Alaska’s elected leaders — including Gov. Mike Dunleavy and the congressional delegation — say we should pump more oil on the North Slope to offset the import ban on Russian crude.
But energy experts say it’s not that simple. Here are three reasons why:
Imagine you want to serve champagne at your wedding. Just as you’re about to walk down the aisle, the caterer pulls you aside and says, “By the way, I couldn’t get you champagne, but we have plenty of Mad Dog 20/20.”
Well, it’s kind of like crude oil. There are different qualities and different flavors. Some are light and flow easily. Some are heavy as mud. It can be sweet or sour, roughly in terms of sulfur content. Crude oil specifications go on and on. But you have to know that light and sweet is easier to refine and relatively more expensive. And refineries are fine-tuned to the particular qualities of what the companies want to feed into them.
Ryan Kellogg, a professor of energy economics at the University of Chicago, says chemistry explains why the US imported oil from Russia across the Atlantic.
“A lot of people wonder why we’re really importing Russian crude or crude oil from anywhere given how much oil the US is producing now,” he said. “The answer is that most of our refining infrastructure in the US, especially in the 90’s and 2000’s, was built with advanced technology designed to process heavier, dirtier crude, like Russian crude, like Venezuelan crude, like crude from the oil sands of Alberta, Canada.”
The refiners, particularly the big ones with assets in the Gulf of Mexico, made a bad bet, he said.
“All of that refining capacity, billions of dollars, was consumed long before anyone knew the shale oil boom was going to be a thing,” Kellogg said.
The fracking revolution came in 2010 and produced tons of crude oil from shale. It’s light and sweet—the expensive kind and the kind any refinery can handle. Yes, Kellogg said, refiners set up for heavy crude could retrofit and use it.
“It turns out to be cheaper to use this technology to process imported crude and export the slightly sweet crude to another location,” he said.

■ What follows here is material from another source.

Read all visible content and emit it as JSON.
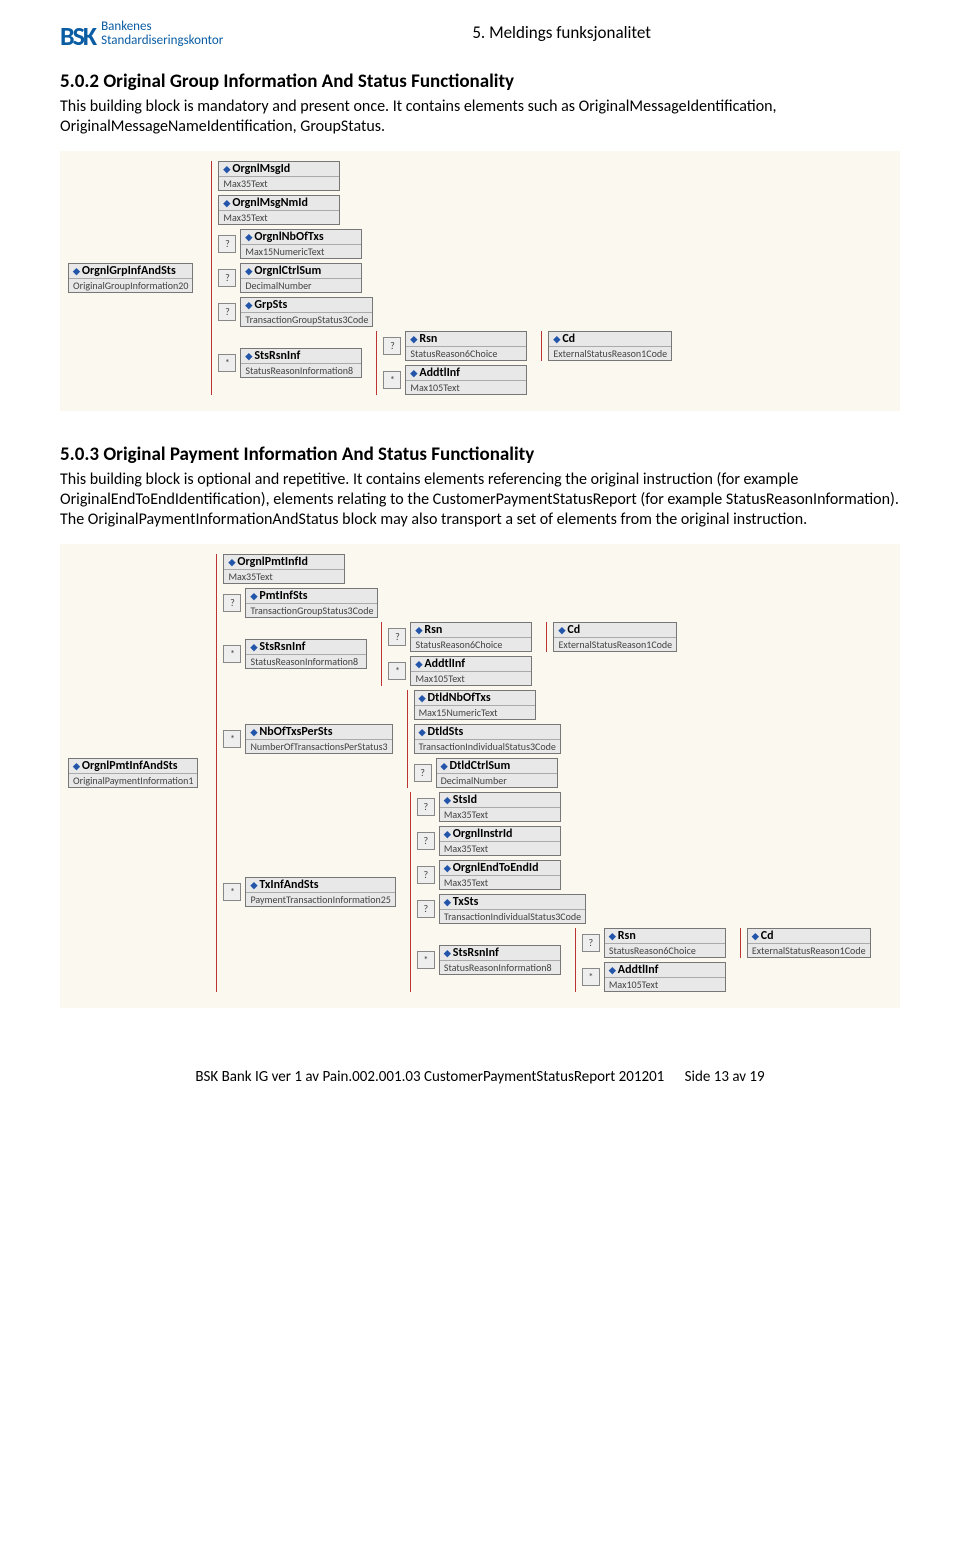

Refineries also blend crude oil to optimize their equipment. Kellogg said importing Russian crude allows US refiners to take some of the abundant shale oil and fill it up with the dark cheap stuff so they can operate more efficiently.
Alaska North Slope Crude – ANS – is considered medium but is heavier than shale oil, so it could theoretically be used to darken a blend. But ….
A tanker from Valdez would have to go through the Panama Canal to bring crude oil to a refinery on the Gulf Coast. That’s not efficient.
“The US West Coast is really the captive market for ANS,” said Matt Smith, senior oil analyst for the Americas at Kpler, a data company that tracks commodity shipments around the globe for industrial and financial traders.
ANS was exported to Asia, but demand there fell during the pandemic. This dynamic hit Russia hard. Crude oil from Russia’s Pacific coast usually goes to China. But China didn’t buy that much in 2021. Smith said American refiners on the Pacific coast have benefited from some bargain prices for Russian crude.
The drop in Chinese demand last year “freed up casks that could go elsewhere. And the US became sort of a target of last resort,” Smith said. “And so we saw more Russian crude coming to the US West Coast… It was opportunistic buying.”
Those imports were already declining when President Biden announced a ban on Russian imports, Smith said.
West Coast refiners could process more ANS if Alaska produces it, he said, but it wouldn’t replace Russian crude “because there’s nothing really to replace.”
So this argument that we should produce more North Slope crude to offset Russian barrels? Smith said he’s sorry for ruining a story arc, but it doesn’t ring true.
“I just debunked it,” he said.
It takes years to develop projects on the North Slope.
Senator Dan Sullivan is among those saying this is a long game. We are in “a new era of authoritarian aggression,” he said.
We’ll be trying to keep aggressive foreign dictators at bay for years to come, and we shouldn’t empower them by buying their oil, the argument goes, so we’re going to need more Alaskan oil in the long run.
But in the long term, the US and the rest of the world should cut back on hydrocarbons to keep climate change in check. The idea of producing more oil to offset other oil will face strong political opposition from climate activists and environmentalists, and they are particularly interested in preventing development in Alaska’s Arctic.